Over the past 15 years, the project of advanced European integration has followed a complex secular and cosmopolitan agenda. As that agenda has evolved, however, so have various hard-line populist movements with goals diametrically opposed to the ideals of a harmonious European Union. Spearheaded by figures such as Jean-Marie Le Pen, the controversial leader of France's National Front party, these radical movements have become increasingly influential and, because of their philosophical affinities with fascism and national socialism--politically worrisome.
In Integral Europe, anthropologist Douglas Holmes posits that such movements are philosophically rooted in integralism, a sensibility that, in its most benign form, enables people to maintain their ethnic identity and solidarity within the context of an increasingly pluralistic society. Taken to irrational extremes by people like Le Pen, integralism is being used to inflame people's feelings of alienation and powerlessness, the by-products of impersonal, transnational "fast-capitalism." The consequences are an invidious politics of exclusion that spawns cultural nationalism, racism, and social disorder.

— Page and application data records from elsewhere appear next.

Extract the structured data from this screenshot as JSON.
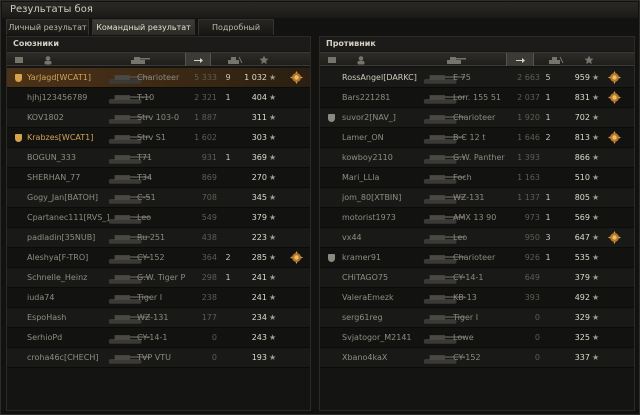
{
  "window": {
    "title": "Результаты боя"
  },
  "tabs": [
    "Личный результат",
    "Командный результат",
    "Подробный отчёт"
  ],
  "allies": {
    "title": "Союзники",
    "rows": [
      {
        "player": "YarJagd[WCAT1]",
        "tank": "Charioteer",
        "dmg": "5 333",
        "kills": "9",
        "xp": "1 032",
        "badge": true,
        "clan": "gold",
        "highlight": true
      },
      {
        "player": "hjhj123456789",
        "tank": "T-10",
        "dmg": "2 321",
        "kills": "1",
        "xp": "404"
      },
      {
        "player": "KOV1802",
        "tank": "Strv 103-0",
        "dmg": "1 887",
        "kills": "",
        "xp": "311"
      },
      {
        "player": "Krabzes[WCAT1]",
        "tank": "Strv S1",
        "dmg": "1 602",
        "kills": "",
        "xp": "303",
        "clan": "gold"
      },
      {
        "player": "BOGUN_333",
        "tank": "T71",
        "dmg": "931",
        "kills": "1",
        "xp": "369"
      },
      {
        "player": "SHERHAN_77",
        "tank": "T34",
        "dmg": "869",
        "kills": "",
        "xp": "270"
      },
      {
        "player": "Gogy_Jan[BATOH]",
        "tank": "C-51",
        "dmg": "708",
        "kills": "",
        "xp": "345"
      },
      {
        "player": "Cpartanec111[RVS_]",
        "tank": "Leo",
        "dmg": "549",
        "kills": "",
        "xp": "379"
      },
      {
        "player": "padladin[35NUB]",
        "tank": "Ru 251",
        "dmg": "438",
        "kills": "",
        "xp": "223"
      },
      {
        "player": "Aleshya[F-TRO]",
        "tank": "CY-152",
        "dmg": "364",
        "kills": "2",
        "xp": "285",
        "badge": true
      },
      {
        "player": "Schnelle_Heinz",
        "tank": "G.W. Tiger P",
        "dmg": "298",
        "kills": "1",
        "xp": "241"
      },
      {
        "player": "iuda74",
        "tank": "Tiger I",
        "dmg": "238",
        "kills": "",
        "xp": "241"
      },
      {
        "player": "EspoHash",
        "tank": "WZ-131",
        "dmg": "177",
        "kills": "",
        "xp": "234"
      },
      {
        "player": "SerhioPd",
        "tank": "CY-14-1",
        "dmg": "0",
        "kills": "",
        "xp": "243"
      },
      {
        "player": "croha46c[CHECH]",
        "tank": "TVP VTU",
        "dmg": "0",
        "kills": "",
        "xp": "193"
      }
    ]
  },
  "enemies": {
    "title": "Противник",
    "rows": [
      {
        "player": "RossAngel[DARKC]",
        "tank": "E 75",
        "dmg": "2 663",
        "kills": "5",
        "xp": "959",
        "badge": true,
        "hl": true
      },
      {
        "player": "Bars221281",
        "tank": "Lorr. 155 51",
        "dmg": "2 037",
        "kills": "1",
        "xp": "831",
        "badge": true
      },
      {
        "player": "suvor2[NAV_]",
        "tank": "Charioteer",
        "dmg": "1 920",
        "kills": "1",
        "xp": "702",
        "clan": "gray"
      },
      {
        "player": "Lamer_ON",
        "tank": "B-C 12 t",
        "dmg": "1 646",
        "kills": "2",
        "xp": "813",
        "badge": true
      },
      {
        "player": "kowboy2110",
        "tank": "G.W. Panther",
        "dmg": "1 393",
        "kills": "",
        "xp": "866"
      },
      {
        "player": "Mari_LLla",
        "tank": "Foch",
        "dmg": "1 163",
        "kills": "",
        "xp": "510"
      },
      {
        "player": "jom_80[XTBIN]",
        "tank": "WZ-131",
        "dmg": "1 137",
        "kills": "1",
        "xp": "805"
      },
      {
        "player": "motorist1973",
        "tank": "AMX 13 90",
        "dmg": "973",
        "kills": "1",
        "xp": "569"
      },
      {
        "player": "vx44",
        "tank": "Leo",
        "dmg": "950",
        "kills": "3",
        "xp": "647",
        "badge": true
      },
      {
        "player": "kramer91",
        "tank": "Charioteer",
        "dmg": "926",
        "kills": "1",
        "xp": "535",
        "clan": "gray"
      },
      {
        "player": "CHiTAGO75",
        "tank": "CY-14-1",
        "dmg": "649",
        "kills": "",
        "xp": "379"
      },
      {
        "player": "ValeraEmezk",
        "tank": "KB-13",
        "dmg": "393",
        "kills": "",
        "xp": "492"
      },
      {
        "player": "serg61reg",
        "tank": "Tiger I",
        "dmg": "0",
        "kills": "",
        "xp": "329"
      },
      {
        "player": "Svjatogor_M2141",
        "tank": "Lowe",
        "dmg": "0",
        "kills": "",
        "xp": "325"
      },
      {
        "player": "Xbano4kaX",
        "tank": "CY-152",
        "dmg": "0",
        "kills": "",
        "xp": "337"
      }
    ]
  },
  "icons": [
    "platoon-icon",
    "player-icon",
    "tank-icon",
    "damage-icon",
    "kills-icon",
    "xp-star-icon"
  ]
}
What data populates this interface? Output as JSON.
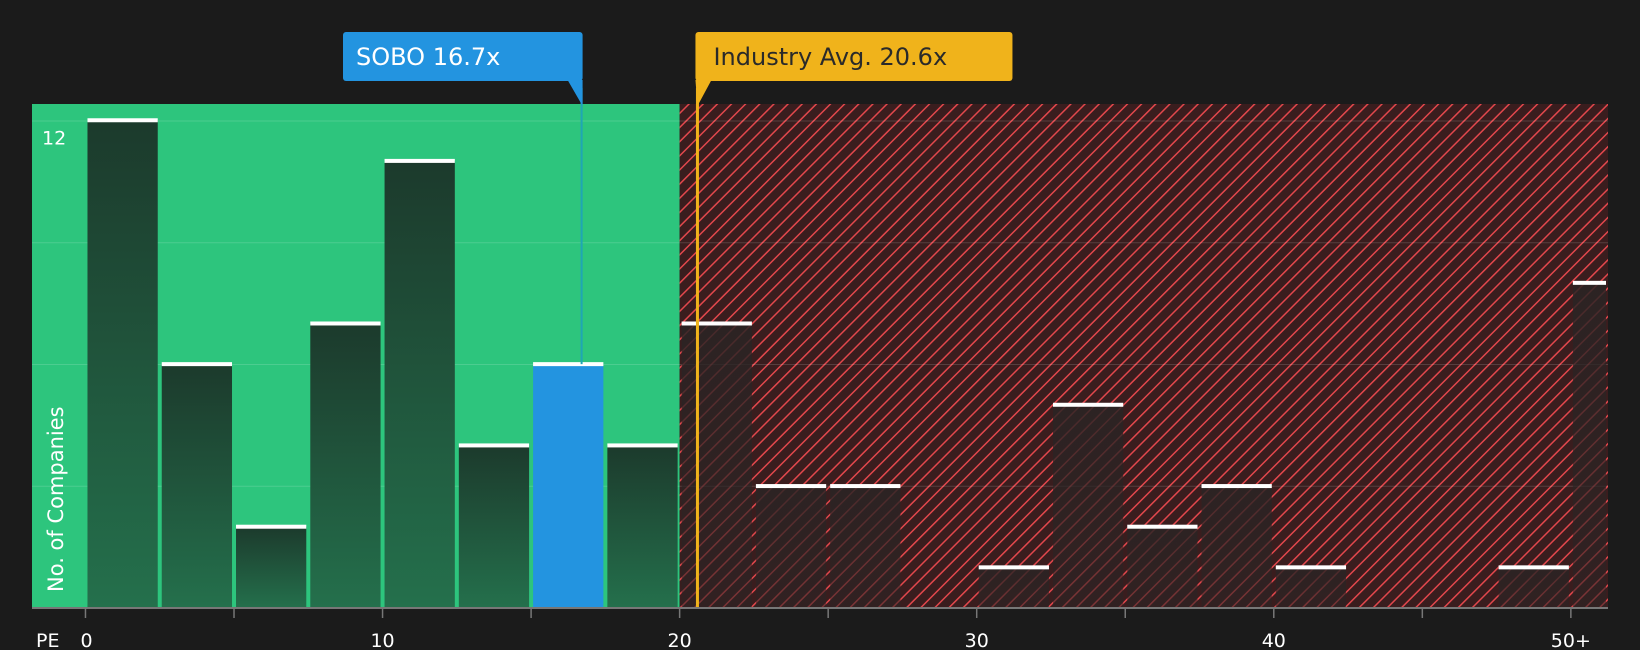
{
  "chart_data": {
    "type": "bar",
    "ylabel": "No. of Companies",
    "xlabel": "PE",
    "ylim": [
      0,
      12.4
    ],
    "y_ticks_labeled": [
      12
    ],
    "x_tick_labels": [
      {
        "value": 0,
        "label": "0"
      },
      {
        "value": 10,
        "label": "10"
      },
      {
        "value": 20,
        "label": "20"
      },
      {
        "value": 30,
        "label": "30"
      },
      {
        "value": 40,
        "label": "40"
      },
      {
        "value": 50,
        "label": "50+"
      }
    ],
    "bins": [
      {
        "start": 0,
        "end": 2.5,
        "count": 12
      },
      {
        "start": 2.5,
        "end": 5,
        "count": 6
      },
      {
        "start": 5,
        "end": 7.5,
        "count": 2
      },
      {
        "start": 7.5,
        "end": 10,
        "count": 7
      },
      {
        "start": 10,
        "end": 12.5,
        "count": 11
      },
      {
        "start": 12.5,
        "end": 15,
        "count": 4
      },
      {
        "start": 15,
        "end": 17.5,
        "count": 6,
        "highlight": true
      },
      {
        "start": 17.5,
        "end": 20,
        "count": 4
      },
      {
        "start": 20,
        "end": 22.5,
        "count": 7
      },
      {
        "start": 22.5,
        "end": 25,
        "count": 3
      },
      {
        "start": 25,
        "end": 27.5,
        "count": 3
      },
      {
        "start": 27.5,
        "end": 30,
        "count": 0
      },
      {
        "start": 30,
        "end": 32.5,
        "count": 1
      },
      {
        "start": 32.5,
        "end": 35,
        "count": 5
      },
      {
        "start": 35,
        "end": 37.5,
        "count": 2
      },
      {
        "start": 37.5,
        "end": 40,
        "count": 3
      },
      {
        "start": 40,
        "end": 42.5,
        "count": 1
      },
      {
        "start": 42.5,
        "end": 45,
        "count": 0
      },
      {
        "start": 45,
        "end": 47.5,
        "count": 0
      },
      {
        "start": 47.5,
        "end": 50,
        "count": 1
      },
      {
        "start": 50,
        "end": 51.25,
        "count": 8
      }
    ],
    "x_range": [
      -1.8,
      51.25
    ],
    "fair_threshold": 20,
    "company": {
      "name": "SOBO",
      "value": 16.7,
      "label": "SOBO 16.7x"
    },
    "industry": {
      "value": 20.6,
      "label": "Industry Avg. 20.6x"
    },
    "colors": {
      "background": "#1b1b1b",
      "good_zone": "#2dc57d",
      "bad_zone": "#8b2b2e",
      "hatch": "#e2474c",
      "bar_dark": "#1e3a2c",
      "highlight_bar": "#2394e0",
      "company_marker": "#2394e0",
      "industry_marker": "#f0b31b",
      "bar_cap": "#ffffff"
    }
  }
}
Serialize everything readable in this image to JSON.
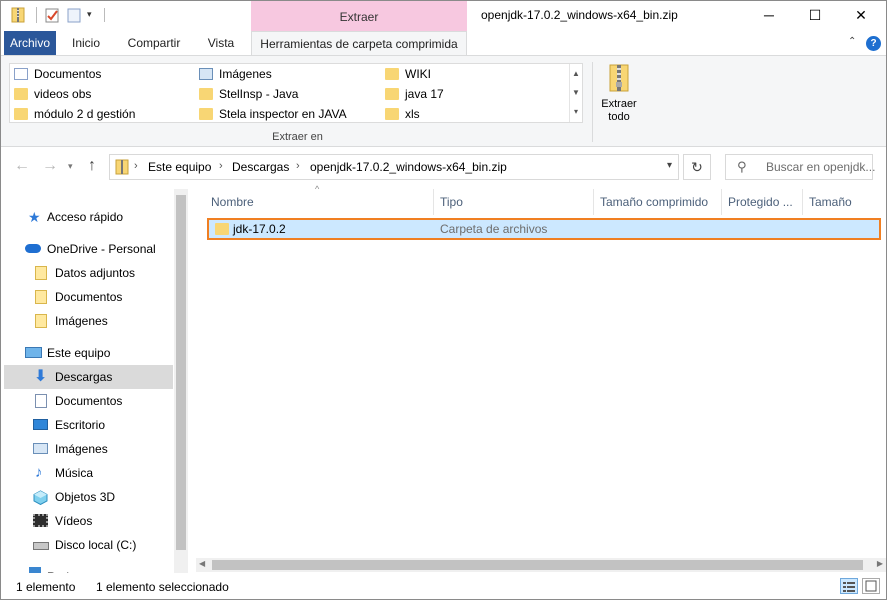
{
  "window": {
    "title": "openjdk-17.0.2_windows-x64_bin.zip",
    "context_tab": "Extraer",
    "minimize": "─",
    "maximize": "☐",
    "close": "✕"
  },
  "ribbon_tabs": {
    "archivo": "Archivo",
    "inicio": "Inicio",
    "compartir": "Compartir",
    "vista": "Vista",
    "herramientas": "Herramientas de carpeta comprimida",
    "help": "?"
  },
  "extract_to": {
    "items": [
      {
        "label": "Documentos",
        "icon": "documents-icon"
      },
      {
        "label": "videos obs",
        "icon": "folder-icon"
      },
      {
        "label": "módulo 2 d gestión",
        "icon": "folder-icon"
      },
      {
        "label": "Imágenes",
        "icon": "pictures-icon"
      },
      {
        "label": "StelInsp - Java",
        "icon": "folder-icon"
      },
      {
        "label": "Stela inspector en JAVA",
        "icon": "folder-icon"
      },
      {
        "label": "WIKI",
        "icon": "folder-icon"
      },
      {
        "label": "java 17",
        "icon": "folder-icon"
      },
      {
        "label": "xls",
        "icon": "folder-icon"
      }
    ],
    "group_label": "Extraer en",
    "extract_all_label_1": "Extraer",
    "extract_all_label_2": "todo"
  },
  "address": {
    "crumbs": [
      "Este equipo",
      "Descargas",
      "openjdk-17.0.2_windows-x64_bin.zip"
    ],
    "search_placeholder": "Buscar en openjdk..."
  },
  "nav_pane": {
    "items": [
      {
        "label": "Acceso rápido",
        "icon": "star-icon"
      },
      {
        "label": "OneDrive - Personal",
        "icon": "cloud-icon"
      },
      {
        "label": "Datos adjuntos",
        "icon": "folder-icon"
      },
      {
        "label": "Documentos",
        "icon": "folder-icon"
      },
      {
        "label": "Imágenes",
        "icon": "folder-icon"
      },
      {
        "label": "Este equipo",
        "icon": "computer-icon"
      },
      {
        "label": "Descargas",
        "icon": "download-icon"
      },
      {
        "label": "Documentos",
        "icon": "documents-icon"
      },
      {
        "label": "Escritorio",
        "icon": "desktop-icon"
      },
      {
        "label": "Imágenes",
        "icon": "pictures-icon"
      },
      {
        "label": "Música",
        "icon": "music-icon"
      },
      {
        "label": "Objetos 3D",
        "icon": "cube-icon"
      },
      {
        "label": "Vídeos",
        "icon": "video-icon"
      },
      {
        "label": "Disco local (C:)",
        "icon": "drive-icon"
      },
      {
        "label": "Red",
        "icon": "network-icon"
      }
    ],
    "selected": "Descargas"
  },
  "columns": [
    "Nombre",
    "Tipo",
    "Tamaño comprimido",
    "Protegido ...",
    "Tamaño"
  ],
  "files": [
    {
      "name": "jdk-17.0.2",
      "type": "Carpeta de archivos"
    }
  ],
  "status": {
    "count": "1 elemento",
    "selected": "1 elemento seleccionado"
  },
  "colors": {
    "accent": "#2b579a",
    "context_tab": "#f7c8e0",
    "selection": "#cce8ff",
    "highlight_border": "#f07f22"
  }
}
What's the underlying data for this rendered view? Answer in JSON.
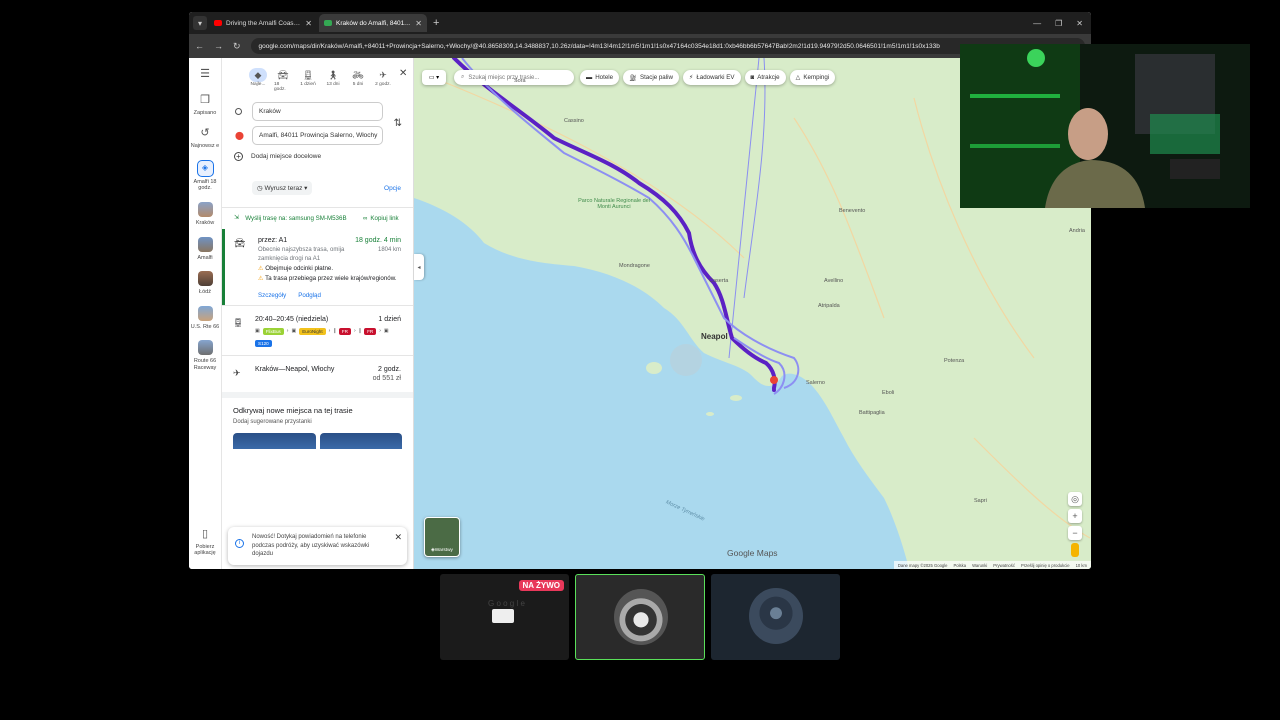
{
  "browser": {
    "tabs": [
      {
        "title": "Driving the Amalfi Coast - Italy",
        "favicon_color": "#ff0000"
      },
      {
        "title": "Kraków do Amalfi, 84011 Provi",
        "favicon_color": "#34a853"
      }
    ],
    "url": "google.com/maps/dir/Kraków/Amalfi,+84011+Prowincja+Salerno,+Włochy/@40.8658309,14.3488837,10.26z/data=!4m13!4m12!1m5!1m1!1s0x47164c0354e18d1:0xb46bb6b57647Bab!2m2!1d19.94979!2d50.0646501!1m5!1m1!1s0x133b"
  },
  "rail": {
    "menu_icon": "menu-icon",
    "saved": "Zapisano",
    "recent": "Najnowsz e",
    "amalfi": "Amalfi 18 godz.",
    "krakow": "Kraków",
    "amalfi2": "Amalfi",
    "lodz": "Łódź",
    "us66": "U.S. Rte 66",
    "route66": "Route 66 Raceway",
    "download": "Pobierz aplikację"
  },
  "modes": [
    {
      "label": "Najle...",
      "icon": "diamond-route-icon"
    },
    {
      "label": "18 godz.",
      "icon": "car-icon"
    },
    {
      "label": "1 dzień",
      "icon": "train-icon"
    },
    {
      "label": "13 dni",
      "icon": "walk-icon"
    },
    {
      "label": "5 dni",
      "icon": "bike-icon"
    },
    {
      "label": "2 godz.",
      "icon": "plane-icon"
    }
  ],
  "directions": {
    "origin": "Kraków",
    "destination": "Amalfi, 84011 Prowincja Salerno, Włochy",
    "add_destination": "Dodaj miejsce docelowe",
    "depart": "Wyrusz teraz",
    "options": "Opcje",
    "send": "Wyślij trasę na: samsung SM-M536B",
    "copy": "Kopiuj link"
  },
  "route": {
    "via": "przez: A1",
    "duration": "18 godz. 4 min",
    "note": "Obecnie najszybsza trasa, omija zamknięcia drogi na A1",
    "distance": "1804 km",
    "warn1": "Obejmuje odcinki płatne.",
    "warn2": "Ta trasa przebiega przez wiele krajów/regionów.",
    "details": "Szczegóły",
    "preview": "Podgląd"
  },
  "train": {
    "time": "20:40–20:45 (niedziela)",
    "duration": "1 dzień",
    "chips": [
      "FlixBus",
      "EuroNight",
      "FR",
      "FR",
      "S120"
    ]
  },
  "flight": {
    "route": "Kraków—Neapol, Włochy",
    "duration": "2 godz.",
    "price": "od 551 zł"
  },
  "discover": {
    "title": "Odkrywaj nowe miejsca na tej trasie",
    "subtitle": "Dodaj sugerowane przystanki"
  },
  "toast": {
    "text": "Nowość! Dotykaj powiadomień na telefonie podczas podróży, aby uzyskiwać wskazówki dojazdu"
  },
  "map": {
    "search_placeholder": "Szukaj miejsc przy trasie...",
    "filters": [
      {
        "label": "Hotele",
        "icon": "bed-icon"
      },
      {
        "label": "Stacje paliw",
        "icon": "fuel-icon"
      },
      {
        "label": "Ładowarki EV",
        "icon": "ev-charger-icon"
      },
      {
        "label": "Atrakcje",
        "icon": "camera-icon"
      },
      {
        "label": "Kempingi",
        "icon": "tent-icon"
      }
    ],
    "city": "Neapol",
    "labels": {
      "atripalda": "Atripalda",
      "avellino": "Avellino",
      "salerno": "Salerno",
      "mondragone": "Mondragone",
      "caserta": "Caserta",
      "potenza": "Potenza",
      "eboli": "Eboli",
      "battipaglia": "Battipaglia",
      "benevento": "Benevento",
      "sapri": "Sapri",
      "sora": "Sora",
      "cassino": "Cassino",
      "andria": "Andria",
      "park": "Parco Naturale Regionale dei Monti Aurunci",
      "sea": "Morze Tyrreńskie"
    },
    "layers": "Warstwy",
    "logo": "Google Maps",
    "attribution": [
      "Dane mapy ©2025 Google",
      "Polska",
      "Warunki",
      "Prywatność",
      "Prześlij opinię o produkcie",
      "10 km"
    ],
    "route_color": "#5b21c4"
  },
  "stream": {
    "live": "NA ŻYWO",
    "accent": "#5ae05a"
  }
}
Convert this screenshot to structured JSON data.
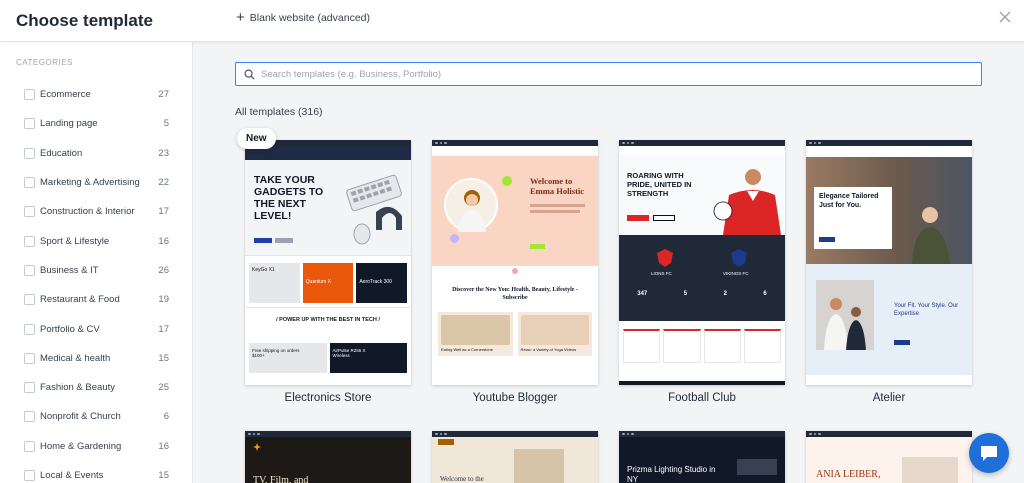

The analysis moves from northern Italy to Strasbourg and Brussels, the two venues of the European Parliament, and finally to the East End of London. This multi-sited ethnography provides critical perspective on integralism as a form of intimate cultural practice and a violent idiom of estrangement. It combines a wide-ranging review of modern and historical scholarship with two years of field research that included personal interviews with right-wing activists, among them Le Pen and neo-Nazis in inner London. Fascinating, provocative, and sobering, Integral Europe offers a rare inside look at one of modern Europe's most unsettling political trends.
"The title of this book gives barely a hint of its rich and complex content . . . Highly recommended for all social scientists and policy professionals who work on European political and social issues."--Choice
"Holmes convinces the reader that integralism plays a large role in shaping mainstream political discourse on Europe as well as in bolstering an explicitly fascist and marginal opposition."--Virginia Quarterly Review
"A powerful and disturbing piece of contemporary ethnographic work that will raise many questions and open serious debate."--Paul Rabinow, University of California-Berkeley
Table of Contents:
Chapter One: Inner Landscapes 3
Part One: EUROPE 17
Chapter Two: Flowering of Cultures 19
Chapter Three: Science and Metaphysics of Solidarity 37
Chapter Four: Cultural Physician 59
Chapter Five: An Essential Sociology 75
Chapter Six: Society and Its Vicissitudes 90
Part Two: EAST END 103
Chapter Seven: Call It Fascism 105
Chapter Eight: Factual Racism 116
Chapter Nine: Authoritarianism 138
Part Three: ATAVISM 163
Chapter Ten: Radical Symmetry 165
Chapter Eleven: Eclipse 191
Notes To The Chapters 203
Another Princeton book authored or coauthored by Douglas R. Holmes: